From Christianity Today:
Although its authorship remains in doubt, "The Epistle to Diognetus" is undoubtedly one of the finest works of early Christian apologetics. It was written in the second or third century to Diognetus, who was either a prominent Roman or a creature of the author's imagination. In any case, the letter's practical intent was to serve as an apologetic to the educated classes of the Roman Empire. The letter, written when the Roman Empire was pagan, speaks to our day in two ways. First, it suggests that the Christian faith can prosper even in a hostile or indifferent regime—that is, even after Christendom. Second, it reminds Christians—especially those who lament their status as victims or outsiders—that the world is not our home and we should be prepared to endure persecution gracefully.
The following excerpt is a wonderful reminder of how we should live as Christians in the world today. Notice the lack of racism, the sanctity of life, the sacredness of sexuality and the generous spirit of these early believers. Such grace in spite of intense persecution provides us a model for these post-christian days. If we are to impact the world as they did, we would do well to imitate their life and faith.

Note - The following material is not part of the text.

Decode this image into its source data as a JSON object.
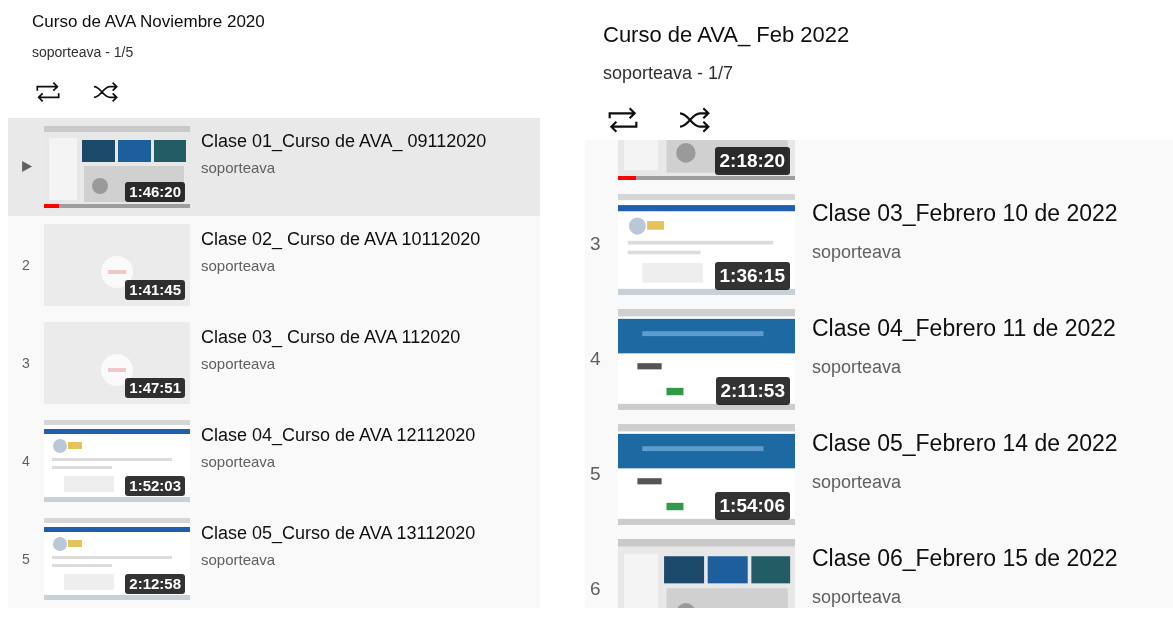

For the Christians are distinguished from other men neither by country, nor language, nor the customs which they observe. For they neither inhabit cities of their own, nor employ a peculiar form of speech, nor lead a life which is marked out by any singularity. The course of conduct which they follow has not been devised by any speculation or deliberation of inquisitive men; nor do they, like some, proclaim themselves the advocates of any merely human doctrines. But, inhabiting Greek as well as barbarian cities, according as the lot of each of them has determined, and following the customs of the natives in respect to clothing, food, and the rest of their ordinary conduct, they display to us their wonderful and confessedly striking method of life. They dwell in their own countries, but simply as sojourners. As citizens, they share in all things with others, and yet endure all things as if foreigners. Every foreign land is to them as their native country, and every land of their birth as a land of strangers. They marry, as do all [others]; they beget children; but they do not destroy their offspring. They have a common table, but not a common bed. They are in the flesh, but they do not live after the flesh. They pass their days on earth, but they are citizens of heaven. They obey the prescribed laws, and at the same time surpass the laws by their lives. They love all men, and are persecuted by all. They are unknown and condemned; they are put to death, and restored to life. They are poor, yet make many rich; they are in lack of all things, and yet abound in all; they are dishonoured, and yet in their very dishonour are glorified. They are evil spoken of, and yet are justified; they are reviled, and bless; they are insulted, and repay the insult with honour; they do good, yet are punished as evil-doers. When punished, they rejoice as if quickened into life; they are assailed by the Jews as foreigners, and are persecuted by the Greeks; yet those who hate them are unable to assign any reason for their hatred.To sum up all in one word--what the soul is in the body, that are Christians in the world.